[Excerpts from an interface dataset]
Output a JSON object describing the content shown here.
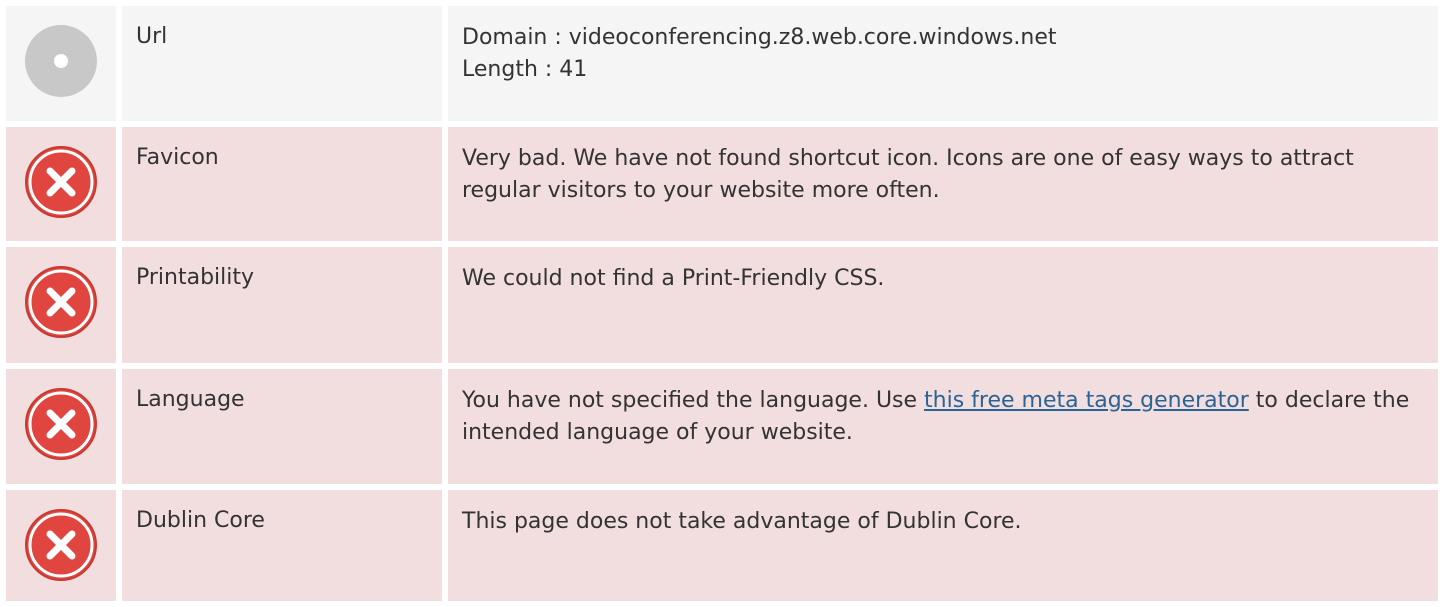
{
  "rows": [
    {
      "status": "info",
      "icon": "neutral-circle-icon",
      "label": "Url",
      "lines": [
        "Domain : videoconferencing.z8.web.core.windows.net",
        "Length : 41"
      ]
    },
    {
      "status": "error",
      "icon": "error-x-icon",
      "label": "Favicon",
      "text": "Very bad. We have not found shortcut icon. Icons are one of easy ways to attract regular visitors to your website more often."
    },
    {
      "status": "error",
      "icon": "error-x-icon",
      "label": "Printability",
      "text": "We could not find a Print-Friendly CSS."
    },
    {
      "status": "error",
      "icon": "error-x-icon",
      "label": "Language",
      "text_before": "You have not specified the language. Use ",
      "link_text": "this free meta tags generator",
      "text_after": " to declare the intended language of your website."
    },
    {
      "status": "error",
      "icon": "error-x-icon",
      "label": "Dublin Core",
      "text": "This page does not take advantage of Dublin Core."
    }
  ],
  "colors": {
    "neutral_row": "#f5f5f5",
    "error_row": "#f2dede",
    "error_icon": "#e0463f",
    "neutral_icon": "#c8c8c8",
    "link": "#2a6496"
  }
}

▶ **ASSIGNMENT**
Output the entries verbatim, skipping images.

▶ **EXERCISE RESULT**
Output a JSON object describing the content shown here.
{
  "rows": [
    {
      "status": "info",
      "icon": "neutral-circle-icon",
      "label": "Url",
      "lines": [
        "Domain : videoconferencing.z8.web.core.windows.net",
        "Length : 41"
      ]
    },
    {
      "status": "error",
      "icon": "error-x-icon",
      "label": "Favicon",
      "text": "Very bad. We have not found shortcut icon. Icons are one of easy ways to attract regular visitors to your website more often."
    },
    {
      "status": "error",
      "icon": "error-x-icon",
      "label": "Printability",
      "text": "We could not find a Print-Friendly CSS."
    },
    {
      "status": "error",
      "icon": "error-x-icon",
      "label": "Language",
      "text_before": "You have not specified the language. Use ",
      "link_text": "this free meta tags generator",
      "text_after": " to declare the intended language of your website."
    },
    {
      "status": "error",
      "icon": "error-x-icon",
      "label": "Dublin Core",
      "text": "This page does not take advantage of Dublin Core."
    }
  ],
  "colors": {
    "neutral_row": "#f5f5f5",
    "error_row": "#f2dede",
    "error_icon": "#e0463f",
    "neutral_icon": "#c8c8c8",
    "link": "#2a6496"
  }
}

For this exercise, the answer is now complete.